Buy an Air Blaster To Clean Your Camera
Air blasters are the best way to clean your camera, easily. They blow a fresh blast on clean air moving any dirt particles, without scratching anything. The last thing you should do is blow your own breath at the camera. That’s because your breath does have acidic elements that can harm the lens. It might sound like doing the right thing but it’s a major no-no.
Clean Your Camera
Definitely, the air blower is the easiest way to clean your camera but you can also use a soft-bristled brush to finish the job. You should look for a product made from the hair of goats, or something that is equally soft. This is because these extremely fine hairs will not scratch the lens any further. You can find these for very cheap and it is always worth having a few in your camera bag.
If your camera has some gunk really stuck on the lens, consider using professional liquid for cleaning. Those items are designed to extract gunk from the lens without in any way harming it. It will work for DSLR and mirrorless cameras, and can even be used for alternatives GoPros and GoPro.

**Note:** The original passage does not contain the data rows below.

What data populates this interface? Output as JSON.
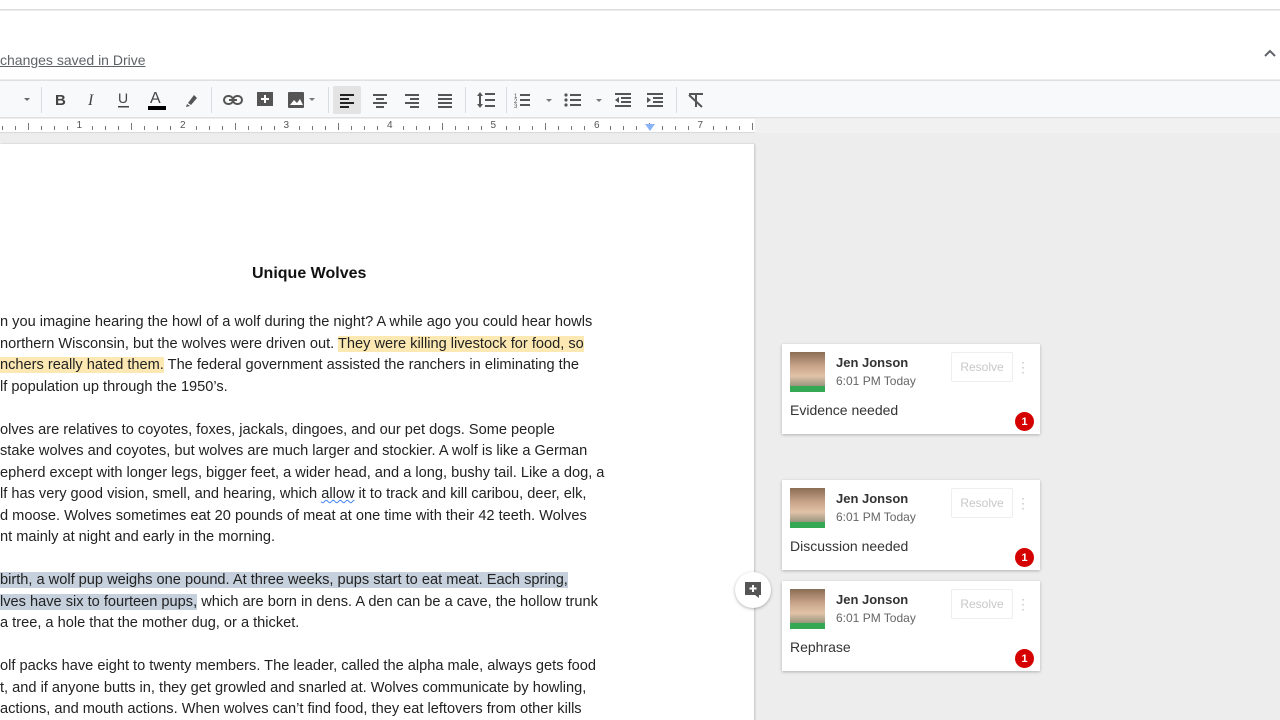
{
  "header": {
    "save_status": "changes saved in Drive"
  },
  "toolbar": {
    "items": [
      "font-size-dropdown",
      "bold",
      "italic",
      "underline",
      "text-color",
      "highlight-color",
      "insert-link",
      "add-comment",
      "insert-image",
      "align-left",
      "align-center",
      "align-right",
      "justify",
      "line-spacing",
      "numbered-list",
      "bulleted-list",
      "decrease-indent",
      "increase-indent",
      "clear-formatting"
    ],
    "active_alignment": "align-left",
    "text_color_bar": "#000000"
  },
  "ruler": {
    "numbers": [
      "1",
      "2",
      "3",
      "4",
      "5",
      "6",
      "7"
    ]
  },
  "document": {
    "title": "Unique Wolves",
    "p1": {
      "l1": "n you imagine hearing the howl of a wolf during the night? A while ago you could hear howls",
      "l2_a": "northern Wisconsin, but the wolves were driven out. ",
      "l2_b": "They were killing livestock for food, so",
      "l3_a": "nchers really hated them.",
      "l3_b": " The federal government assisted the ranchers in eliminating the",
      "l4": "lf population up through the 1950’s."
    },
    "p2": {
      "l1": "olves are relatives to coyotes, foxes, jackals, dingoes, and our pet dogs. Some people",
      "l2": "stake wolves and coyotes, but wolves are much larger and stockier. A wolf is like a German",
      "l3": "epherd except with longer legs, bigger feet, a wider head, and a long, bushy tail. Like a dog, a",
      "l4_a": "lf has very good vision, smell, and hearing, which ",
      "l4_b": "allow",
      "l4_c": " it to track and kill caribou, deer, elk,",
      "l5": "d moose. Wolves sometimes eat 20 pounds of meat at one time with their 42 teeth. Wolves",
      "l6": "nt mainly at night and early in the morning."
    },
    "p3": {
      "l1": "birth, a wolf pup weighs one pound. At three weeks, pups start to eat meat. Each spring,",
      "l2_a": "lves have six to fourteen pups,",
      "l2_b": " which are born in dens. A den can be a cave, the hollow trunk",
      "l3": "a tree, a hole that the mother dug, or a thicket."
    },
    "p4": {
      "l1": "olf packs have eight to twenty members. The leader, called the alpha male, always gets food",
      "l2": "t, and if anyone butts in, they get growled and snarled at. Wolves communicate by howling,",
      "l3": " actions, and mouth actions. When wolves can’t find food, they eat leftovers from other kills"
    },
    "highlight_yellow": "#fce8b2",
    "highlight_gray": "#c6d0dc"
  },
  "comments": [
    {
      "author": "Jen Jonson",
      "time": "6:01 PM Today",
      "resolve_label": "Resolve",
      "text": "Evidence needed",
      "badge": "1"
    },
    {
      "author": "Jen Jonson",
      "time": "6:01 PM Today",
      "resolve_label": "Resolve",
      "text": "Discussion needed",
      "badge": "1"
    },
    {
      "author": "Jen Jonson",
      "time": "6:01 PM Today",
      "resolve_label": "Resolve",
      "text": "Rephrase",
      "badge": "1"
    }
  ]
}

If you’re coming in from a shoot and your camera is damp, you shouldn’t try drying it with a hairdryer or cloth. Instead, leave it in a warm, dry room on a towel, and let the water evaporate. Even cheaper cameras are designed to withstand a small amount of water to prevent you from panicking. This applies to all camera types-it could cause irreversible damage to try to dry them too quickly.
However, the most important thing to note is that the camera equipment is intended for use. Professionals with their equipment are by far the most cavalier; they ‘re amateurs who prefer to bubble-wrap everything. Go out, and take some great pictures. I broke every suggestion in this article at some point and my gear is still working perfectly while it’s scuffed a bit.